= Task instructions =
Work through the data line by line, gathering every line that has the word "message".

[Provided data Boundary: Start]

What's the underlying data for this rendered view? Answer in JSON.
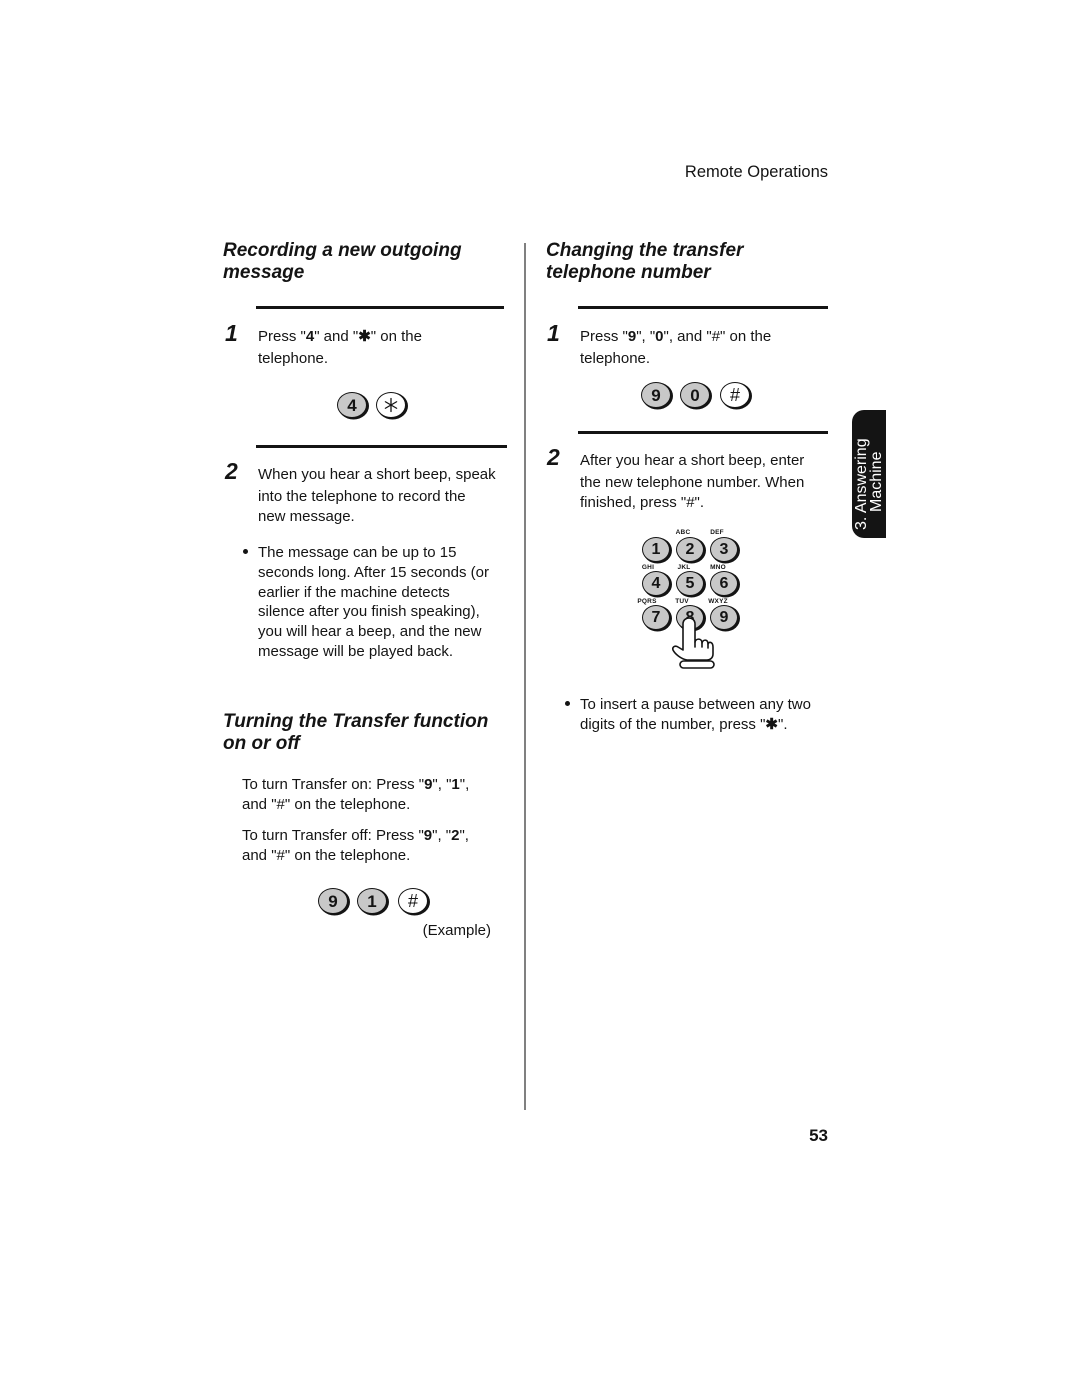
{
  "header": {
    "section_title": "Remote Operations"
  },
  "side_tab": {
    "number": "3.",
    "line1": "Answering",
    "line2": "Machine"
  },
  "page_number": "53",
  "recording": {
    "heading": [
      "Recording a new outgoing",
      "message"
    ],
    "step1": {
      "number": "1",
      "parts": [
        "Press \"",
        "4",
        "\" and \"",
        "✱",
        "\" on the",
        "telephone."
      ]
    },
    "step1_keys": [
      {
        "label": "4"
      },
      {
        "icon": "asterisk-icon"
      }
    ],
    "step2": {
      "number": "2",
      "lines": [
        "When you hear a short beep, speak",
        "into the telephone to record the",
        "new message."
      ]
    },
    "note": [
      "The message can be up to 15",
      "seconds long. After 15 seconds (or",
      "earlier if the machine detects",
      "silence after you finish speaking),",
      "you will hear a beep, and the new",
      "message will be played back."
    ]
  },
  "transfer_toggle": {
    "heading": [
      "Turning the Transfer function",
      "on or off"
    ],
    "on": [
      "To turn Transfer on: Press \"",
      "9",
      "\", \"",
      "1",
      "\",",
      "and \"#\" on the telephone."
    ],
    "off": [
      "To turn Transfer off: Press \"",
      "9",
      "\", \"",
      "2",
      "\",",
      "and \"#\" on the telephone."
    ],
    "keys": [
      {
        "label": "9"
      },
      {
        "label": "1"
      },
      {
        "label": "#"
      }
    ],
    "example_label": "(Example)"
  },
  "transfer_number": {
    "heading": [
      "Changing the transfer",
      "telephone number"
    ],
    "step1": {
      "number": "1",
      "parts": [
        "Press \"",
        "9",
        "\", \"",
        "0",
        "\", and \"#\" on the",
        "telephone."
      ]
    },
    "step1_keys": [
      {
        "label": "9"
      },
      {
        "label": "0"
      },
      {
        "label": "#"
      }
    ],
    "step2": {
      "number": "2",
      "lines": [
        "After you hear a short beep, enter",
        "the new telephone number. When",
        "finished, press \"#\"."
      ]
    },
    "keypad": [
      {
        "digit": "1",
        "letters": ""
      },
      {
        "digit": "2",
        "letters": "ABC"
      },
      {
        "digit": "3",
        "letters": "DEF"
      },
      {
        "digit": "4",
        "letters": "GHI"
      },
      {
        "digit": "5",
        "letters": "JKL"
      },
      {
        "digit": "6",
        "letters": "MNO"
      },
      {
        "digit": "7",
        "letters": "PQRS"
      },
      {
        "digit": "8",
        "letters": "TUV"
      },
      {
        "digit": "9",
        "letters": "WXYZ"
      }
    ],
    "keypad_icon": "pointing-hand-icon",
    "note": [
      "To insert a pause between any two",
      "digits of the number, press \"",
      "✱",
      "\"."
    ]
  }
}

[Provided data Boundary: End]
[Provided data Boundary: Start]

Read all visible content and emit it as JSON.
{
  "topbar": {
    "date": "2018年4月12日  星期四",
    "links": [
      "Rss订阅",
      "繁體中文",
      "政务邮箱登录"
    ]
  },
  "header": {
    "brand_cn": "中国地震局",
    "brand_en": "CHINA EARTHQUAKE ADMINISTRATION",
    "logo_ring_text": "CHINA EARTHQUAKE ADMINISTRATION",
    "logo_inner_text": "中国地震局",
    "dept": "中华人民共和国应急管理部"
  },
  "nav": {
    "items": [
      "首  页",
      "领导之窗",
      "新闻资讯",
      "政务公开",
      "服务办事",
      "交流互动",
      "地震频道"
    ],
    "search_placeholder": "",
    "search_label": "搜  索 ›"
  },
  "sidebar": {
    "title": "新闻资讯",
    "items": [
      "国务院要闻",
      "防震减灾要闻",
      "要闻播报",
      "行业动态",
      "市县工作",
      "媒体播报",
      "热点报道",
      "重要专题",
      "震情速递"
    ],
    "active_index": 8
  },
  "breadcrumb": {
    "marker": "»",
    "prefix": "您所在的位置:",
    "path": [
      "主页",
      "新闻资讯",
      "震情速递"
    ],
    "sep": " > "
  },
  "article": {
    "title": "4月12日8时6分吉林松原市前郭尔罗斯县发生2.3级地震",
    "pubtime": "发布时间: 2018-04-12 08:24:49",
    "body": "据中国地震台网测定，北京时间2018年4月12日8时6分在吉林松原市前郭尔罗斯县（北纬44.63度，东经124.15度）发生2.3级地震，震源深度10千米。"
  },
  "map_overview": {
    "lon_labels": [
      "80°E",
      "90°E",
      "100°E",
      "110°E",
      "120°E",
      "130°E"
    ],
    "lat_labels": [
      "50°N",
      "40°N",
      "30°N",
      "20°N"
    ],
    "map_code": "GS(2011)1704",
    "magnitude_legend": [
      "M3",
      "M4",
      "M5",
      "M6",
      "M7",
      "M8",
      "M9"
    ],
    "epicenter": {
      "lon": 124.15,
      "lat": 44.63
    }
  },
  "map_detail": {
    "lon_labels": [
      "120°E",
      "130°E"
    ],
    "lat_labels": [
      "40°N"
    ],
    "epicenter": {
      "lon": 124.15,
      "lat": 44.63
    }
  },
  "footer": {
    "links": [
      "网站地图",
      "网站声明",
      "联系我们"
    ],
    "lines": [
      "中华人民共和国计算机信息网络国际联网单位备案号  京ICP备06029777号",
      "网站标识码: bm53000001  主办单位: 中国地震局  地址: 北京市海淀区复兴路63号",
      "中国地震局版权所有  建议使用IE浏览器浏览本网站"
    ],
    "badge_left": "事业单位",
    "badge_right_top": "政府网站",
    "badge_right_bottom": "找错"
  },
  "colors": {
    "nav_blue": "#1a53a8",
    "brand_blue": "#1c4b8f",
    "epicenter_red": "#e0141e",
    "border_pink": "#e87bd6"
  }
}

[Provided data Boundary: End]
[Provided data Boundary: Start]

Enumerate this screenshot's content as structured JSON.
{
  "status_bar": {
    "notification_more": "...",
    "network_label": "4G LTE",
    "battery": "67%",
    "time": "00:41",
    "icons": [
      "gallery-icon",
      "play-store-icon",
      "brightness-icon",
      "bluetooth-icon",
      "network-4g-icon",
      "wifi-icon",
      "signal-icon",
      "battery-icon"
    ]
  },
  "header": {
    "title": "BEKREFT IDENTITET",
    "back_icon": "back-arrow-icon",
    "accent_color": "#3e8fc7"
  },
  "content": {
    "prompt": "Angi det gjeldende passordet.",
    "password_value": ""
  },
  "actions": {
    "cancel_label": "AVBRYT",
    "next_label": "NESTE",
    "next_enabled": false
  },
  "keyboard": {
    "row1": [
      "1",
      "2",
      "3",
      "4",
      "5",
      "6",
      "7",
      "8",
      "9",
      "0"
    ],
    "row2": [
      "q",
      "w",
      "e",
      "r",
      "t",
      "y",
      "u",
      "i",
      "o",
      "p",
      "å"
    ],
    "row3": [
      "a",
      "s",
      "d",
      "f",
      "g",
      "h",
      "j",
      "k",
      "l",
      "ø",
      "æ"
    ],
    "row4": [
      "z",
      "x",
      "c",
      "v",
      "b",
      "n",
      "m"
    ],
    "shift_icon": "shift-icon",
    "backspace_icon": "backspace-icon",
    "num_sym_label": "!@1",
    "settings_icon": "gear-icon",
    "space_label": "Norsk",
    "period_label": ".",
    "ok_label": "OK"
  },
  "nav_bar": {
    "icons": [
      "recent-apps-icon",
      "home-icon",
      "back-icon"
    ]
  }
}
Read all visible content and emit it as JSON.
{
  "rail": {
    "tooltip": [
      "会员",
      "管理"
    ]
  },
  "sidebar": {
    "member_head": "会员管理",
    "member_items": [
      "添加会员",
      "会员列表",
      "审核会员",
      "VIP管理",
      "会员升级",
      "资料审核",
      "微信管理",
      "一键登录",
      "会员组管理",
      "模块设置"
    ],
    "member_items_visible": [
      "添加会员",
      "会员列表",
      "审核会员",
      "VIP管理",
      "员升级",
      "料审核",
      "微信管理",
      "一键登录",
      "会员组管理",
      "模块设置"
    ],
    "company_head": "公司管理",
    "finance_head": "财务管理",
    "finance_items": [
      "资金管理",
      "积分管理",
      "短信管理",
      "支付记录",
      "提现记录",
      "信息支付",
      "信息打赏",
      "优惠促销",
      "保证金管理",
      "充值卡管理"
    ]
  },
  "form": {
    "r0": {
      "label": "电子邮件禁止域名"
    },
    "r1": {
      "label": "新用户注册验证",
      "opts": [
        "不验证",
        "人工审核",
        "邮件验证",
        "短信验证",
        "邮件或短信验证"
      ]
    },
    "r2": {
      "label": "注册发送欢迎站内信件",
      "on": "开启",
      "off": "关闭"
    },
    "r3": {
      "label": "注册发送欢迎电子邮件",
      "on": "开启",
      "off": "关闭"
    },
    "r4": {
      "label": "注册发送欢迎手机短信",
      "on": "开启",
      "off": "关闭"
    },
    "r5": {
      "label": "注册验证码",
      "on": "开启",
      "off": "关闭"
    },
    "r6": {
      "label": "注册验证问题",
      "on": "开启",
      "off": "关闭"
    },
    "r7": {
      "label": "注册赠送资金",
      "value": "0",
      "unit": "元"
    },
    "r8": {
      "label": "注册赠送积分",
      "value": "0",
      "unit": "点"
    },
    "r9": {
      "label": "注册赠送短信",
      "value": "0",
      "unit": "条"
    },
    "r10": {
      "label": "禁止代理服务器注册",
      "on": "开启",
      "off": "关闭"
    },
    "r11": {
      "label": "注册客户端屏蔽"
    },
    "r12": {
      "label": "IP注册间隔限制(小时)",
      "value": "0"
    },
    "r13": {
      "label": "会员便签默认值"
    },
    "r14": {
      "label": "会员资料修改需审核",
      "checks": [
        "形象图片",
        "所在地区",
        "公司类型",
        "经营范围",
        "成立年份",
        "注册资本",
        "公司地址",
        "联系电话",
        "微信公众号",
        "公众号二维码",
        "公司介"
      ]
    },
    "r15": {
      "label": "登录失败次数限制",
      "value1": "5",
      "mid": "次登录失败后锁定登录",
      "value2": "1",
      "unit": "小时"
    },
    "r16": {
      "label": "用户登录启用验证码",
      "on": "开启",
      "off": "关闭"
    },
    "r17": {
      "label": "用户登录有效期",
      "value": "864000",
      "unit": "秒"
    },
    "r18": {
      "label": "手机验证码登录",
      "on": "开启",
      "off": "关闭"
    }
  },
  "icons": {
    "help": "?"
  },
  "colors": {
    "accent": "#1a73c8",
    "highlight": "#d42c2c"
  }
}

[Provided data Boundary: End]

= Solution =
      "message"
        "new message."
      "The message can be up to 15",
      "message will be played back."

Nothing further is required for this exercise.